## Exercise brief
A picture-free, exact copy of all the records below is the goal.

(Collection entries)
====
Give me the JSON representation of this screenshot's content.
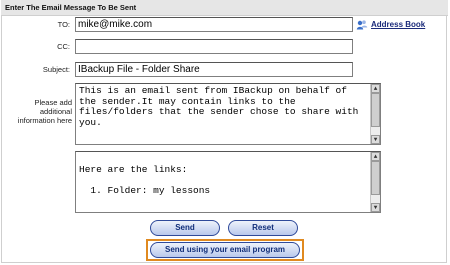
{
  "header": {
    "title": "Enter The Email Message To Be Sent"
  },
  "form": {
    "to_label": "TO:",
    "to_value": "mike@mike.com",
    "cc_label": "CC:",
    "cc_value": "",
    "subject_label": "Subject:",
    "subject_value": "IBackup File - Folder Share",
    "message_label": "Please add additional information here",
    "message_text": "This is an email sent from IBackup on behalf of the sender.It may contain links to the files/folders that the sender chose to share with you.",
    "links_text": "\nHere are the links:\n\n  1. Folder: my lessons"
  },
  "address_book": {
    "label": "Address Book",
    "icon": "address-book-icon"
  },
  "buttons": {
    "send": "Send",
    "reset": "Reset",
    "send_email_program": "Send using your email program"
  },
  "colors": {
    "accent_highlight": "#e08a20",
    "button_text": "#13307a",
    "header_bg": "#e6e6e6"
  }
}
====
## Expected output
Give me the JSON representation of this screenshot's content.
{
  "header": {
    "title": "Enter The Email Message To Be Sent"
  },
  "form": {
    "to_label": "TO:",
    "to_value": "mike@mike.com",
    "cc_label": "CC:",
    "cc_value": "",
    "subject_label": "Subject:",
    "subject_value": "IBackup File - Folder Share",
    "message_label": "Please add additional information here",
    "message_text": "This is an email sent from IBackup on behalf of the sender.It may contain links to the files/folders that the sender chose to share with you.",
    "links_text": "\nHere are the links:\n\n  1. Folder: my lessons"
  },
  "address_book": {
    "label": "Address Book",
    "icon": "address-book-icon"
  },
  "buttons": {
    "send": "Send",
    "reset": "Reset",
    "send_email_program": "Send using your email program"
  },
  "colors": {
    "accent_highlight": "#e08a20",
    "button_text": "#13307a",
    "header_bg": "#e6e6e6"
  }
}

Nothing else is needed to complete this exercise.